Valentin Kochetkov, the chief of the Spetsstroi’s branch for the construction of space port’s facilities said the work to build the Angara rocket launch complex was scheduled to begin next year.
“It will not happen this year, because construction work at the first launch pad for the Soyuz rockets is the top priority,” Kochetkov said. According to his estimates four facilities at the space port worth 0.6 billion dollars worth are to be in place by June - the housing stock, the measurement equipment complex crucial for the first launch, an underground storage for rocket fuel and a waste recycling centre.
The program for creating the Vostochny spaceport is extended till 2025. A total workforce of 7,000-8,000 from eighteen regions of Russia is employed at the complex. A decision is about to be made to draw additional human resources to eliminate the lagging behind estimated at 30-55 days.
“We are in talks with the client - Roscosmos - over the question of including four more contracts in the schedule - those for creating a system of communication, an industrial construction base, a base for running the debris fallout area and a weather watching complex. This will cost an estimated 200,000 million dollars,” Kochetkov said.
“Angara is a new generation of rockets Russia is working on at the moment. All of the current rockets in use were designed back in the USSR. The Angara family consists of the light rocket Angara-1.2, (liftoff mass of 171 tonnes), medium rocket Angara-A3 (481 tonnes), and heavy rockets: Angara-A5 (liftoff mass of 773 tonnes, payload up to 24.5 tonnes) and Angara-A7 (1,113 tonnes, payload of up to 35 tonnes).
Russia’s future first entirely civil spaceport entered the active construction phase in 2011. It is located in the Amur Region in Russia’s Far East near the town of Uglegorsk on an area of 700 square kilometres. It will have a launch complex for super-heavy rockets meant for exploring near and far space. Construction work is financed under the federal space program. It will go fully operational in 2020.
Russia is determined to develop its current space sites - northern Plesetsk and Baikonur, in Kazakhstan, which it operates under a lease contract extending till 2050.

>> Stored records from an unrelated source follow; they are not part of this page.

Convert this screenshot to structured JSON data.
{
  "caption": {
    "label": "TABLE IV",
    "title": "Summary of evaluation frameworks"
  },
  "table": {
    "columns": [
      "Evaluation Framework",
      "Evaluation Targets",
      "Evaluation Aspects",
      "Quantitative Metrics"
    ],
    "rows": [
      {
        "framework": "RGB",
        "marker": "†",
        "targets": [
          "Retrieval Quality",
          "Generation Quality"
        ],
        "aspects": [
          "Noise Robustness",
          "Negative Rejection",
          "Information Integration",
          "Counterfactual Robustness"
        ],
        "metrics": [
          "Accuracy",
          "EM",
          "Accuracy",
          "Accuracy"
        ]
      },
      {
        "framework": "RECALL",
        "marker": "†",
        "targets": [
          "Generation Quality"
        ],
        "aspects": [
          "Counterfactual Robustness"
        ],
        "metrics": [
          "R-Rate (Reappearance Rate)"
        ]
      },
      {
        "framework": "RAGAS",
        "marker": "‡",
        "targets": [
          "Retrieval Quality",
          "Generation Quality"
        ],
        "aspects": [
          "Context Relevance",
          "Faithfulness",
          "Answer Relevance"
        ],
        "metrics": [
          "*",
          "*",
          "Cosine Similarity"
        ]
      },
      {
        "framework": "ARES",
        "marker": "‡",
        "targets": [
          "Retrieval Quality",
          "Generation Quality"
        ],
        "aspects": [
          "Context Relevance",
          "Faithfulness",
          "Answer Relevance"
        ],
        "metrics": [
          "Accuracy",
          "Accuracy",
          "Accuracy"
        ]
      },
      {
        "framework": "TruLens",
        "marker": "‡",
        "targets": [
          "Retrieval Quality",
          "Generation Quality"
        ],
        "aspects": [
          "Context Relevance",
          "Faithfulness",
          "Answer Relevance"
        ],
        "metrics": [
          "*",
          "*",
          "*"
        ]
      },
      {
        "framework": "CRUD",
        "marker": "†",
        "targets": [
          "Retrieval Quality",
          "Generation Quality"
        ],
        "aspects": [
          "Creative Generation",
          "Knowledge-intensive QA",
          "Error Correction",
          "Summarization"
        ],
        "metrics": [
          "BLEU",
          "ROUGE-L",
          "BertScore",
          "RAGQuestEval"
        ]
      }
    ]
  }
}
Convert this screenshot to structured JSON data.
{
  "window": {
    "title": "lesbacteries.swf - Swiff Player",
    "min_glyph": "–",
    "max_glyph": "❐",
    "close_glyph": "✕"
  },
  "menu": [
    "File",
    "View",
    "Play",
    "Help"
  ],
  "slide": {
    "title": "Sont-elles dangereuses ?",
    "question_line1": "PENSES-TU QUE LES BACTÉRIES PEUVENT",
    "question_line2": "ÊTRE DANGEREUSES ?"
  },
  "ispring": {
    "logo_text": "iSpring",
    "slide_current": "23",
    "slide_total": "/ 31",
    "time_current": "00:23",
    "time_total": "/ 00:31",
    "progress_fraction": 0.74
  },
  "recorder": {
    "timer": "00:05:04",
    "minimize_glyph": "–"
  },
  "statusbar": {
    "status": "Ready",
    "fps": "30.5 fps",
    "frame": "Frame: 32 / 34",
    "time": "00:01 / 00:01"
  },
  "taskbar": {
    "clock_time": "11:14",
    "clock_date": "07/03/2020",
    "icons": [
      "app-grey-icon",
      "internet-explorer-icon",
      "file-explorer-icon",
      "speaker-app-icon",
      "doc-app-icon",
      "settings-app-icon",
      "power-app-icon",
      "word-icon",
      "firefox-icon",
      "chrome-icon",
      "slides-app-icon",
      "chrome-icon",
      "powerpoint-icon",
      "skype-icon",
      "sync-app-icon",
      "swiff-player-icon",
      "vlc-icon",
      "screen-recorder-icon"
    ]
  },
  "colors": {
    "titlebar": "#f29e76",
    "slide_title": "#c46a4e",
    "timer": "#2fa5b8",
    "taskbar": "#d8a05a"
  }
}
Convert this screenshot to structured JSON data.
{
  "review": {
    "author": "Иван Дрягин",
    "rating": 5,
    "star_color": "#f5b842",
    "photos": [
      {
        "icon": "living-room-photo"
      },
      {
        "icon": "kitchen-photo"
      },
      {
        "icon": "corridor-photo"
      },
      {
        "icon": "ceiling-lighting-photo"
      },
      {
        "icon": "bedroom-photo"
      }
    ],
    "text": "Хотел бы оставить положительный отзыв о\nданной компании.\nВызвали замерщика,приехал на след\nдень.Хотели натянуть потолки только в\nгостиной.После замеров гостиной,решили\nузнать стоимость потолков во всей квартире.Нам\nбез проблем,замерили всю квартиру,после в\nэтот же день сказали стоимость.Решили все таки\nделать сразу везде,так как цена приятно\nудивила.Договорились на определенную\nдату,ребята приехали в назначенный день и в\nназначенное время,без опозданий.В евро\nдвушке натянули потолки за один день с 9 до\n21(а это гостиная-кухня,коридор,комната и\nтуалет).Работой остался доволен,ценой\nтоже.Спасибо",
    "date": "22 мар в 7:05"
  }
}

There are a total of 20 space sites around the world. Construction of new space launch sites is in progress in China, Korea, Indonesia and Brazil. The Guiana space centre is developing, too.